Israel's recent hunt for Palestinian bomb-makers and gunmen in Nablus shut down the West Bank city, forcing thousands into their homes under a military-imposed curfew. Reports of barricaded streets and armored convoys vividly convey Israel's hegemony in this conflict. They also reinforce the impotency of Palestinian leaders whose warring philosophies have compromised their ability to advocate for their people.
But most of all they underscore the Bush administration's apparent lack of interest in resolving the Israeli-Palestinian crisis.
Secretary of State Condoleezza Rice can't effect change simply by convening meetings with Mideast leaders, as was evidenced by her most recent trip to the region. She arrived soon after Saudi Arabia brokered a cease-fire between Palestinian factions.
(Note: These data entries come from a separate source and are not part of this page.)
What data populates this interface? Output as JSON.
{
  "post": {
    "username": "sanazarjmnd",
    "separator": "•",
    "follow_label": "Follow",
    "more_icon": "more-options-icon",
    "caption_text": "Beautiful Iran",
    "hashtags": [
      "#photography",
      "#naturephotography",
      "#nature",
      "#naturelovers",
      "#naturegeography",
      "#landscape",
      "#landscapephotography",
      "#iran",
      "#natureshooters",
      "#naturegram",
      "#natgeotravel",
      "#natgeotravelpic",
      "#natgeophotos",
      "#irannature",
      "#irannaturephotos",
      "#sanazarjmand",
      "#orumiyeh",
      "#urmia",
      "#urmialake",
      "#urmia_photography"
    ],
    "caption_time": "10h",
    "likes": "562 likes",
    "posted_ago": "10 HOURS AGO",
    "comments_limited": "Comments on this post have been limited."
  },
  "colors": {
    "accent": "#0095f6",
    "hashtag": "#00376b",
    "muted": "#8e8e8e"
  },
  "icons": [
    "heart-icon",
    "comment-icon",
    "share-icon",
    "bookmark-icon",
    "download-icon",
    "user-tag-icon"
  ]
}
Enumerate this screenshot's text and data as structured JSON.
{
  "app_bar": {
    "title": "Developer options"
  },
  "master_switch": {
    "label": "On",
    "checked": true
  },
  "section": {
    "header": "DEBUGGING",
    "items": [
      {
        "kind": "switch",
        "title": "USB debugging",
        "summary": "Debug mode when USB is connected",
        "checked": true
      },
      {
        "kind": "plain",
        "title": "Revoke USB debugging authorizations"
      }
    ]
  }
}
Saudi Arabia also received a commitment from Palestinian political leaders to form a unity government. But a new government won't move the process forward unless the militant group Hamas recognizes Israel and renounces terrorism - its leaders have done neither - and the administration has refused to intervene without that commitment.
A negotiated settlement would require such recognition. But the administration's uncompromising stand, its lack of imagination and its absence of diplomacy are exacerbating the situation and making the prospect of a settlement that much more remote.
That said, the intransigence of the elected Hamas government - and its exiled leaders in Damascus - has cost Palestinians plenty. The loss of millions in international aid has devastated the economy, and a U.N. World Food Program report due out within days shows that nearly half of the Palestinian population is "food insecure," or unable to ensure that their families have enough to eat. Many workers go unpaid, and idleness breeds violence.
Israel complicates the situation with its military crackdowns, such as the raids in Nablus, and expansion of West Bank settlements. It also refuses to remove illegal settler outposts where about 2,000 Israelis live.
President Bush was the first American president to publicly endorse an independent Palestine as part of a two-state solution. Ms. Rice continues to maintain that it is a top priority. But this is the classic case of actions - or should we say inactions? - speaking louder than words.